By en large, it is corporations and their minions which are doing the greatest harm today and choosing to knowingly continue to cause harm. These are the choices against which I draw the line.
Still, if we focus on those making harmful choices--the bad guys if you wish--we fall into their traps. The only way to win is to draw our own lines of protection and focus on mutual support, be kind and open to one another. Remember to be wary of divides manufactured based on things people cannot change about themselves.
And it is good to focus as much as we can on those things that corporations cannot divide, such as:
Sunlight and other natural forces - corporations don't like solar and wind power because they can't parcel out and monetize sunlight. Even if it didn't have the potential to save us from catastrophic climate change, that would be enough of a reason to focus on sunlight and its many uses.
Gardening - Anywhere, even in the most bleak circumstances, if there is sunlight, dirt and water, you can grow something. It may not be much and it may not grow perfectly. But it will grow. There have been many attempts by corporations to monetize all gardening and agriculture, but the basic laws of life are still in force.
The joy of learning - I love that moment when I meet a person from a new culture, a culture I don't know too much about. I especially love it if we don't speak one another's language too well. Yes, I do. I rarely find it awkward. It is like opening up a crisp, new book just out of the crate from the printer. It has that new adventure and new knowledge smell. It can be hard to bridge the language barrier, but I've done it many times and it is always a thrill.
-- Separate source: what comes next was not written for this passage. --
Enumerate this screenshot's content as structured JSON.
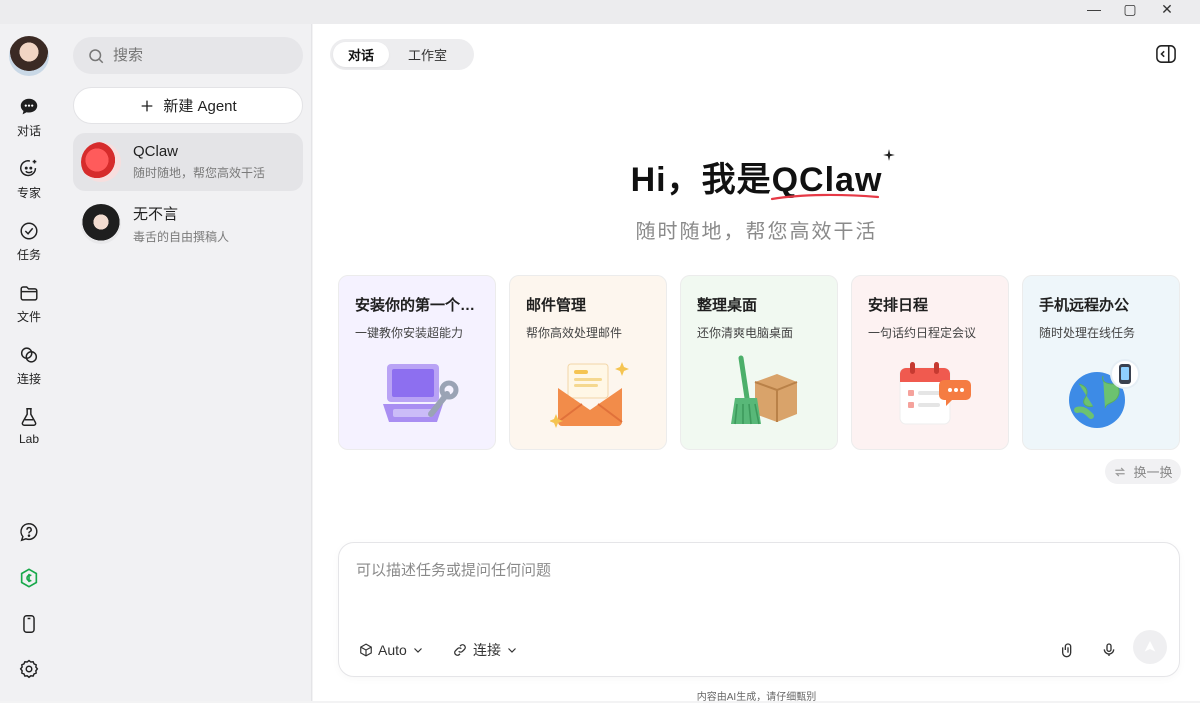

Music - People ask me what my favorite music is and I have always had trouble answering. That is because the music I love most is the music people make for fun without electricity and often with makeshift instruments. The most memorable music (and some of the best moments of my life) were a drum and signing circle under the full moon in a Zimbabwean village and Czech hikers stopped by a campfire, playing folk songs with a guitar, spoons, sticks and the box of quickie rice. I'm not just being charitable. This is my favorite music.
Art with words - Language is one of the most quintessentially human things. I don't particularly care if it is one I understand. There is a beauty in artfully used language that crosses all artificial borders. Delight in the craft of wordsmithing to which we are all heirs.
Hugs - They've already tried to taint hugging with the brush of sexual harassment but hugs are kind of the antithesis of divisions. Real hugs, not sexualized contact, connect us primally and I very much doubt they can ever be corporately controlled.
Connecting with animals and plants - There is also a divide between us and other life. In some cultures dogs are favorite pets while in others dogs are intensely feared. The same goes for cats. But all cultures have some close bonds with some animal or plant. And again this connection is something corporations cannot monopolize.
Rallying in public - People of every culture understand the will to be heard. Public rallies and protests are less prevalent in some societies but everywhere we understand that coming together in public to take a stand and defy artificial divisions is at our human core. Yes, politicians and corporations profit off of some public rallies and there are rallies for division and hate as much as there are rallies against it. But the important thing is that they cannot completely control such gathering. They have tried in many places at many points in history and they have always eventually failed.
None of these things are unpolitical acts. Gardening, playing music, hugging, putting up solar panels, joyfully learning about other cultures--these are all acts of resistance to harm and the breaking down of manipulative divides. They matter. Please add more to this list in the comments.